> Guy

> On Thu, 21 Jun 2001 00:10:39 GMT, Jonathan Kirwan

> >I may be misunderstanding your needs, but is what you are asking as
> >simple as it sounds?  If you have a 24-bit address space that should
> >be seen as a series of 9-bit addressed pages which are non-overlapping
> >and adjacent and start at 0, then it should be as simple as a masking
> >operation -- the page number would be the upper (24-9) or 15 bits and
> >the page address would be the lower 9 bits.  Just use an AND and a
> >SHIFT operation.  Even on a PIC this would be fast and short.

> >I must be missing something.

> >Jon

> --

> Guy Berthiaume

> "With, without,
>  And who'll deny,
>  It's what the fighting's all about."
>                           - Roger Waters

 
 
 

24-bit/16-bit divide routine for 8-bit processor

Post by Jonathan Kirwa » Fri, 22 Jun 2001 15:43:28




>Actually, the page size is 264 bytes, so it takes 9 bits to hold the
>value.  I am limiting the driver to work only on the devices that have
>that page size, so the routine could take advantage of that.

Ok.  That's the missing piece.

Well, you can just notice that 1/264 is:

      ----------
  .0000000011111

(That bar above the 10 binary digits indicates a repeating section.)

This means the effect is of adding your 24 bit value in the following
interpretations of the bits:

   15.9+14.10+13.11+12.12+11.13+5.19+4.20+3.21+2.22+1.23

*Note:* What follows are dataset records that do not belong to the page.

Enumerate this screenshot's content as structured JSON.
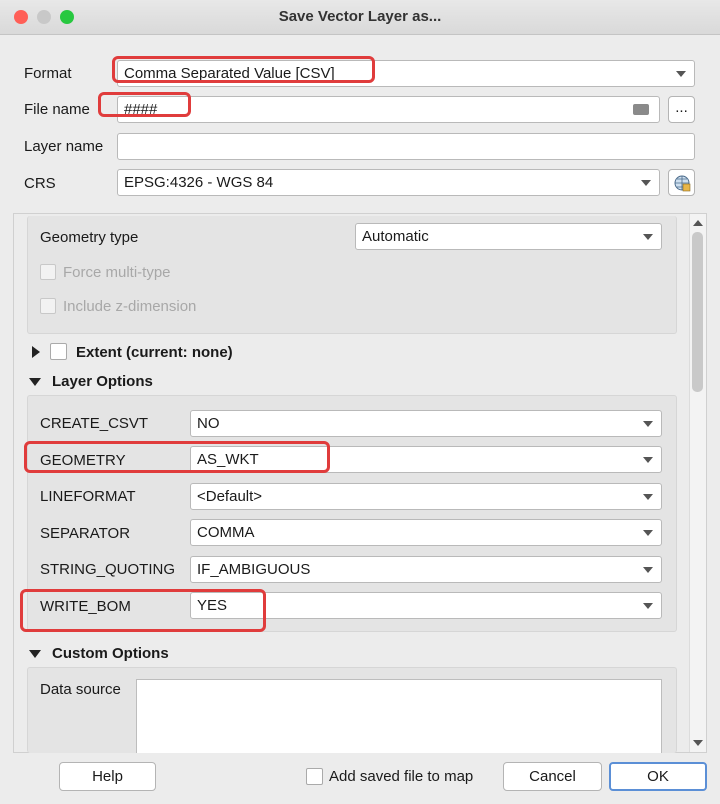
{
  "window": {
    "title": "Save Vector Layer as..."
  },
  "form": {
    "format_label": "Format",
    "format_value": "Comma Separated Value [CSV]",
    "filename_label": "File name",
    "filename_value": "####",
    "browse_label": "...",
    "layername_label": "Layer name",
    "layername_value": "",
    "crs_label": "CRS",
    "crs_value": "EPSG:4326 - WGS 84"
  },
  "geometry": {
    "type_label": "Geometry type",
    "type_value": "Automatic",
    "force_multi_label": "Force multi-type",
    "include_z_label": "Include z-dimension"
  },
  "extent": {
    "label": "Extent (current: none)"
  },
  "layer_options": {
    "heading": "Layer Options",
    "rows": [
      {
        "key": "CREATE_CSVT",
        "value": "NO"
      },
      {
        "key": "GEOMETRY",
        "value": "AS_WKT"
      },
      {
        "key": "LINEFORMAT",
        "value": "<Default>"
      },
      {
        "key": "SEPARATOR",
        "value": "COMMA"
      },
      {
        "key": "STRING_QUOTING",
        "value": "IF_AMBIGUOUS"
      },
      {
        "key": "WRITE_BOM",
        "value": "YES"
      }
    ]
  },
  "custom_options": {
    "heading": "Custom Options",
    "data_source_label": "Data source",
    "data_source_value": ""
  },
  "footer": {
    "help_label": "Help",
    "add_saved_label": "Add saved file to map",
    "cancel_label": "Cancel",
    "ok_label": "OK"
  },
  "colors": {
    "highlight": "#e03c3c",
    "ok_border": "#5b8fd6"
  }
}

(the rest of the repeating parts are too small to be of concern.)

Assume that "int" is 24 bits in size in the following (use assembly)
and that "short" is small, say 8 bits.  I'd imagine that the following
would work fine:

    short i;
    int a= v;
    for (i= 0; i < 5; ++i)
        a = v + (a >> 1);
    a >>= 4;
    for (i= 0; i < 5; ++i)
        a = v + (a >> 1);
    a >>= 9;

(assuming v is your 24-bit starting address value.)

Or at least that should get you very close.  I haven't tested it and I
suspect that there may be a detail I missed.  But it should get the
idea across and the resulting value in "a" should be very close to the
page number you are looking for.

Jon

 
 
 

24-bit/16-bit divide routine for 8-bit processor

Post by Paul Keinane » Fri, 22 Jun 2001 16:37:52




>Actually, the page size is 264 bytes, so it takes 9 bits to hold the
>value.  

Since 264 is even, you could shift both sides one position to the
right, so you get a 23:8 division, which is easier and faster to
implement than a 24:9 division on an 8 bit processor. If you also need
the remainder,  you have to use 16 bit arithmetic and shift it left
one position and add the least significant bit from the original
dividend.

Paul